The project has four broad objectives:

1: To evaluate colonisation of riverine species in seasonal wetlands
2: Quantify whether there is an annual increase in capture fishery production at sites where fishways have been constructed
3: Quantify, in social and economic terms, the options for constructing fishways at riverine infrastructure
4: To promote the uptake of project outputs

In 2018 the project received additional funding from ACIAR and USAID to scale-out the existing work in Laos to include four additional countries of the Lower Mekong Basin - Myanmar, Cambodia, Thailand and Vietnam. ILWS, together with the United States Department of Interior, will partner with agencies in each country to prioritise fish migration barriers for mitigation, construct a demonstration fishway in each country, and then research how well fish passage has been restored. The additional funding will provide for extensive GIS-based work in each country to determine the proportion of tributary streams being blocked by irrigation infrastructure which impacts on fish migration and productivity.

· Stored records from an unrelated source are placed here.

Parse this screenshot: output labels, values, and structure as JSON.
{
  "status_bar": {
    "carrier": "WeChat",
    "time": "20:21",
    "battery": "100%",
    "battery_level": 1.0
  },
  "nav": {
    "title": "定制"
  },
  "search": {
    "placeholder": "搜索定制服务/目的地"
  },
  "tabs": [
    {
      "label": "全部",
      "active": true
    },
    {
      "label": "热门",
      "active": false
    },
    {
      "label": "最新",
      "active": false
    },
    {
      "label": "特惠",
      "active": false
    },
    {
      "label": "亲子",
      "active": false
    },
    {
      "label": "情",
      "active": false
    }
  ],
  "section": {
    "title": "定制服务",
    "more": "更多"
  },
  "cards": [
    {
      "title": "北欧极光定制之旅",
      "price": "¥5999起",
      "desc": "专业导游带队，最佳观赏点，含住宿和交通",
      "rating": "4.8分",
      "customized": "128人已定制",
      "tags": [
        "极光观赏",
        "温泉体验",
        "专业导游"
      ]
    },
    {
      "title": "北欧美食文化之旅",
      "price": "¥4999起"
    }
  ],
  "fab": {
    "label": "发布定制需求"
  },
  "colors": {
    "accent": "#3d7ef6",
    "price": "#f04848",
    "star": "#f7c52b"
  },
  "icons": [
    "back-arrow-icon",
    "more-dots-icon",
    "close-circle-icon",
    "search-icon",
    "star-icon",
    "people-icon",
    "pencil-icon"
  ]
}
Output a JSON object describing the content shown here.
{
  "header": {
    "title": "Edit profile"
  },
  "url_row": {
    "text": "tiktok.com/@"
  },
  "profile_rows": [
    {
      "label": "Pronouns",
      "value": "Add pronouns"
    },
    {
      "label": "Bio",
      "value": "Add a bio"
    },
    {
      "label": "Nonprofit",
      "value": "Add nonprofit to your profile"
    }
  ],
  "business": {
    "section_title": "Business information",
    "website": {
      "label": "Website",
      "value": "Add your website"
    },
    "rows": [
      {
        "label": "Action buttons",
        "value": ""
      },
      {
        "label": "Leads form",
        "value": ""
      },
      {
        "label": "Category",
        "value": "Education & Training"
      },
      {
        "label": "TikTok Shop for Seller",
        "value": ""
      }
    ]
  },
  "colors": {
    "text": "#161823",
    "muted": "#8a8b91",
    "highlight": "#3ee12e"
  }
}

Thorncraft, G., Baumgartner, L., Mallen-Cooper, M., Thew, P., Conallin, J., Phonekhampheng, O., Phommavong, T., Robinson, W. & Vorsane, P. (2020). Houay Mak Hiew Fishway: Concept design report. Charles Sturt University and National University of Laos

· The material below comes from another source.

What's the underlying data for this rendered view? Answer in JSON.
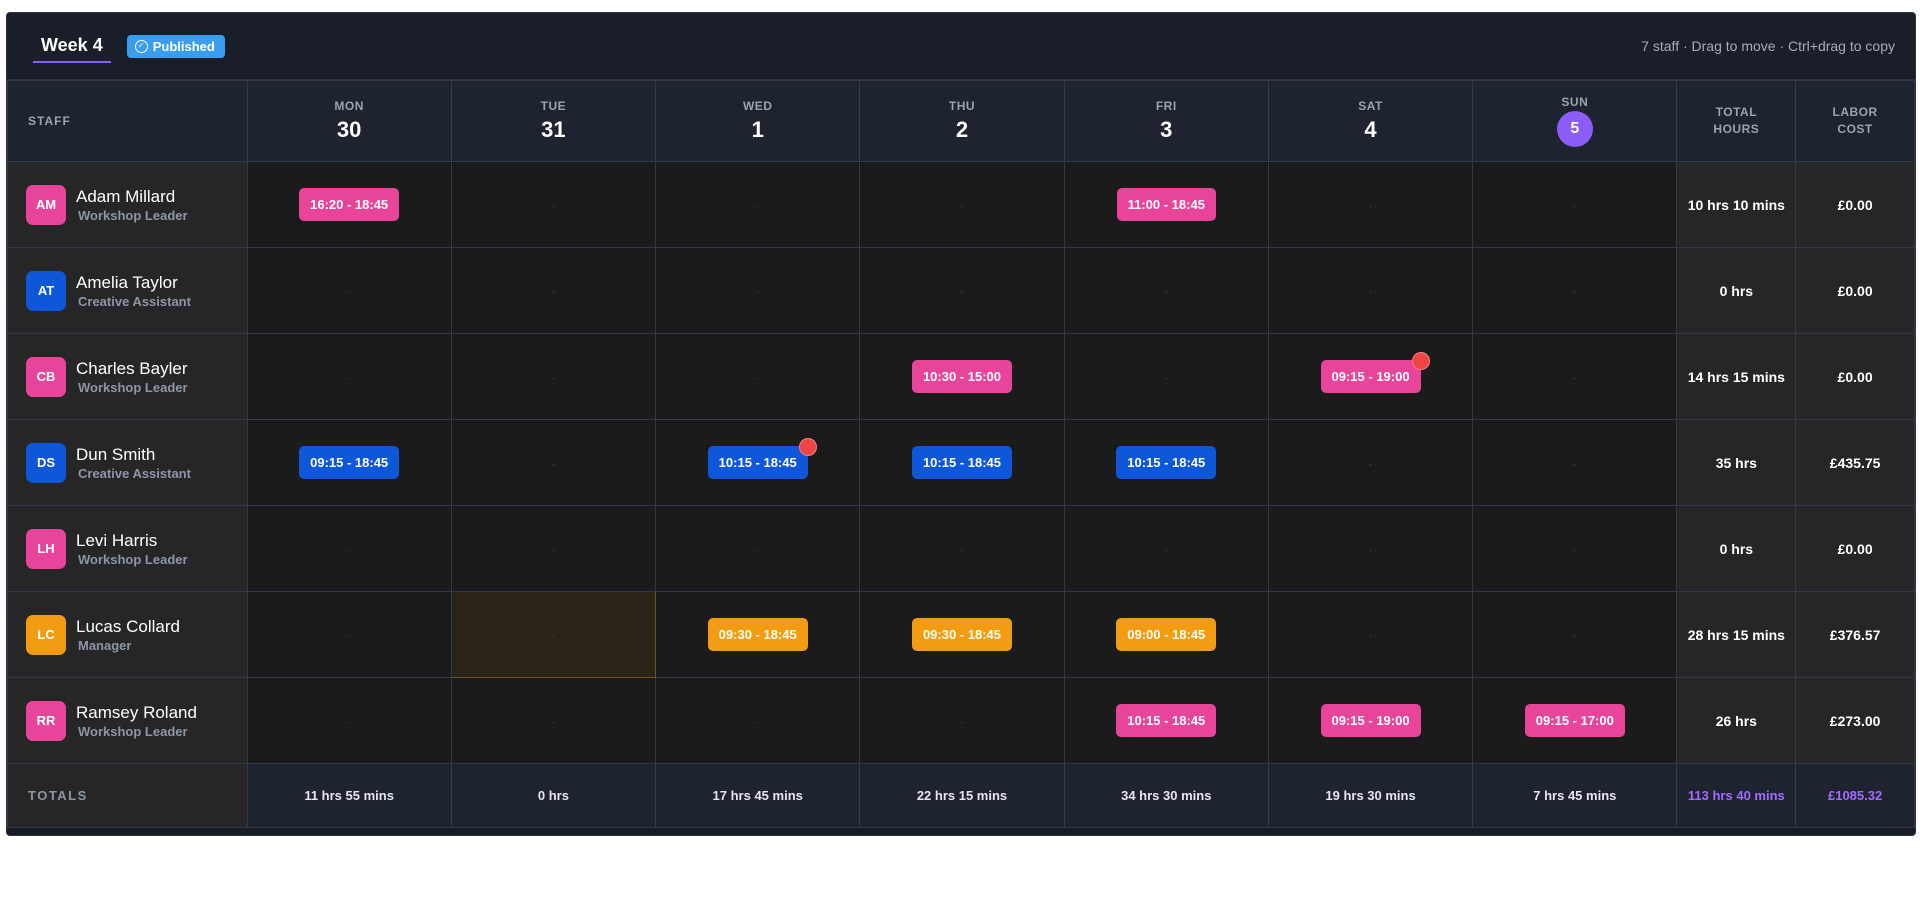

Cooper, B., Crase, L. & Baumgartner, L.J. (2019) Estimating benefits and costs: a case of fish passages in Lao PDR and the development of the Lower Mekong Fishway Support Tool. Marine and Freshwater Research.

Conallin, J.C., Baumgartner, L.J., Lunn, Z., Akester, M., Win, N., Tun, N.N., Nyunt, M.M.M., Swe, A, M., Chan, N., Cowx, I. G. (2019) Migratory fishes in Myanmar rivers and wetlands: challenges for sustainable development between irrigation water control infrastructure and sustainable inland capture fisheries. Marine and Freshwater Research.

Baumgartner, L., Roy, M., Techasarin, K. (2019) Lower Mekong Fish Passage Initiative: Masterclass in Fish Passage Engineering Design, Construction, Ecology and Monitoring.  Report prepared for the Crawford Fund.

Colotelo, A.H.,  Mueller, R.P., Harnish, R.A., Martinez, T., Phommavong, K., Phommachanh, K., Thorncraft, G., Baumgartner, L.J.,  Hubbard, J. M., Rhode, B.M. & Deng, Z.D. (2018) Injury and mortality of two Mekong species exposed to turbulent shear forces. Marine and Freshwater Research, 69: 1945-1953

Gregory, R., Funge-Smith, S.J. & Baumgartner, L. (2018) An ecosystem approach to promote the integration and coexistence of fisheries within irrigation systems. FAO Fisheries and Aquaculture Circular No.1169. FAO, Rome. Licence: CC BY‐NC‐SA 3.0 IGO.

The Lower Mekong Fish Passage Conference: Applying Innovation to Secure Fisheries, Nov. 14 - 17, 2016, Vientiane, Laos. (An additional $95,000 was provided by ACIAR to run the regional conference.)

A joint workshop with the US Department of the Interior was held in Thailand, (February 2018) where 60 scientists from Myanmar, Laos, Vietnam, Cambodia and Thailand received training in how to map fish migration barriers.

(2020) Short fish migration animation movie developed with WWF-Myanmar telling the story about the importance of fish in Myanmar


The expected outcomes of this project are:

  • an understanding of the impact of fishway construction on the fish populations in wetlands
  • better knowledge of sustainable and low-cost fishway options for application in Laos and other countries in the Lower Mekong Basin
  • rigorous relative cost–benefit analysis of fishway construction versus other wetland rehabilitation options
  • a broad community communication strategy and stakeholder analysis to determine key agencies/community

Dr Lee Baumgartner
Charles Sturt University Albury-Wodonga

Feb 2019